In summary, the effects of cerebral anoxia is multifaceted based on an array of potential causes and clinical manifestations (e.g., physical, neurocognitive, neurobehavioral).  Treatment is often prolonged at the acute and post-acute stages, frequently warranting both inpatient and outpatient brain injury rehabilitation.  Serial neuropsychological assessment is often recommended to assist in the monitoring of the patient’s overall level of adaptive functioning.

For additional information or a clinical consultation regarding the consequences of cerebral anoxia, please contact our office at 732-988-3441.


Michael J. Raymond, Ph.D., ABN, FACPN
Board Certified Neuropsychologist #232
Licensed Psychologist #35S100252900

Learning Disabilities in Children: The Importance of Neuropsychological Evaluation

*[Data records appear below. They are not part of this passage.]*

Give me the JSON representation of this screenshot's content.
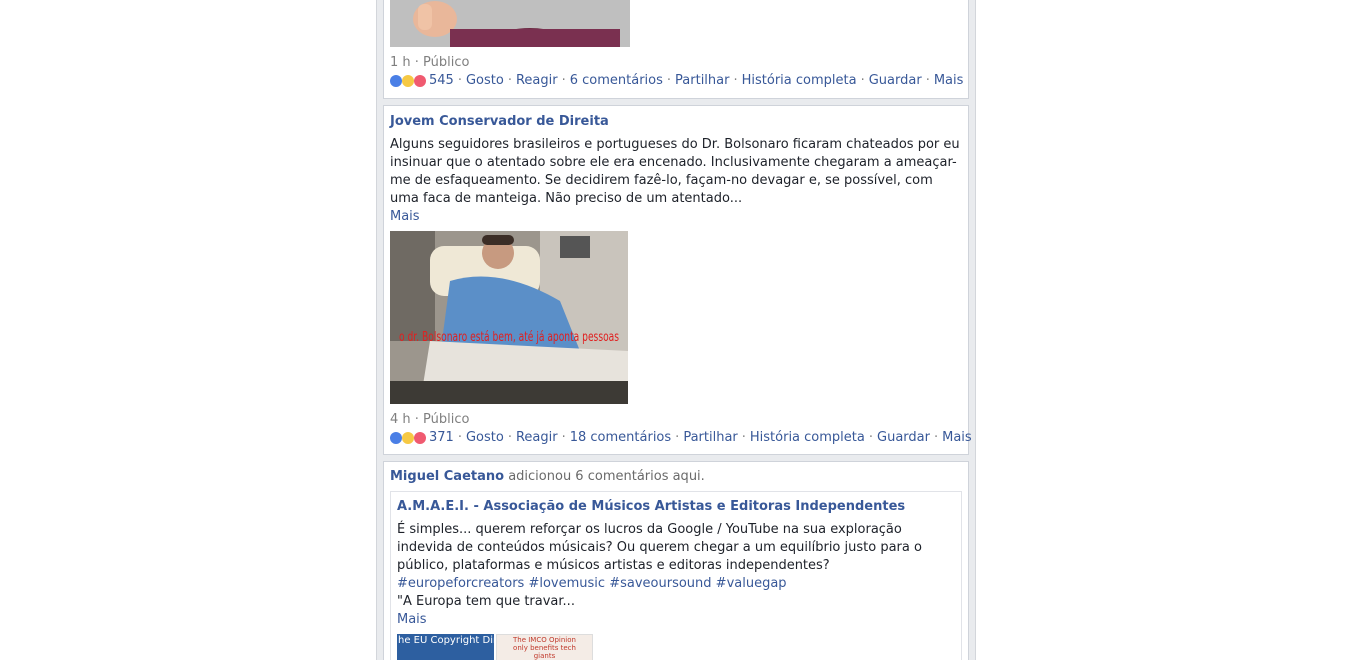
{
  "post1": {
    "time": "1 h · Público",
    "reaction_count": "545",
    "actions": {
      "like": "Gosto",
      "react": "Reagir",
      "comments": "6 comentários",
      "share": "Partilhar",
      "story": "História completa",
      "save": "Guardar",
      "more": "Mais"
    }
  },
  "post2": {
    "author": "Jovem Conservador de Direita",
    "text": "Alguns seguidores brasileiros e portugueses do Dr. Bolsonaro ficaram chateados por eu insinuar que o atentado sobre ele era encenado. Inclusivamente chegaram a ameaçar-me de esfaqueamento. Se decidirem fazê-lo, façam-no devagar e, se possível, com uma faca de manteiga. Não preciso de um atentado...",
    "more": "Mais",
    "image_caption": "o dr. Bolsonaro está bem, até já aponta pessoas",
    "time": "4 h · Público",
    "reaction_count": "371",
    "actions": {
      "like": "Gosto",
      "react": "Reagir",
      "comments": "18 comentários",
      "share": "Partilhar",
      "story": "História completa",
      "save": "Guardar",
      "more": "Mais"
    }
  },
  "post3": {
    "actor": "Miguel Caetano",
    "activity": "adicionou 6 comentários aqui.",
    "shared": {
      "page": "A.M.A.E.I. - Associação de Músicos Artistas e Editoras Independentes",
      "text": "É simples... querem reforçar os lucros da Google / YouTube na sua exploração indevida de conteúdos músicais? Ou querem chegar a um equilíbrio justo para o público, plataformas e músicos artistas e editoras independentes?",
      "hashtags": [
        "#europeforcreators",
        "#lovemusic",
        "#saveoursound",
        "#valuegap"
      ],
      "quote": "\"A Europa tem que travar...",
      "more": "Mais",
      "thumb1_text": "he EU Copyright Directi",
      "thumb2_text": "The IMCO Opinion only benefits tech giants"
    }
  },
  "colors": {
    "link": "#385898",
    "meta": "#7f7f7f",
    "like": "#4a7fe6",
    "haha": "#f6c944",
    "love": "#f05a70"
  }
}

Learning disabilities are neurodevelopmental conditions that are characterized by impairments in reading, written expression, and mathematics. Specific skills that may be impacted by learning disabilities are word reading accuracy, reading fluency and comprehension, spelling, grammar, and math calculation. Impairment in these skills often goes unnoticed until a child reaches school age, where these skills begin to be utilized. During this period, early intervention is critical to providing children with learning disabilities with the assistance and support that they need to guide their education.

Following the identification of learning-related difficulties, the child and family would benefit from seeking out a neuropsychological examination (NPE) in order to receive diagnostic clarification, recommendations, and a treatment plan. The NPE is able to identify the child’s strengths and weaknesses relating to their academic achievement, along with pinpointing criteria that align with a learning disability. Additionally, if abilities are within the normal range, those at NRS|LS will be able to confidently conclude this as well. If a learning disability is diagnosed, the results of the NPE should be utilized by the child’s school and special services team to begin implementing individualized instruction and accommodations. These interventions are highly beneficial for children, as they can improve the child’s schoolwork and possible behavioral-related difficulties.

If you are concerned about your child having a learning disability, please call our office for a consultation.

Gianna Scimemi, M.A.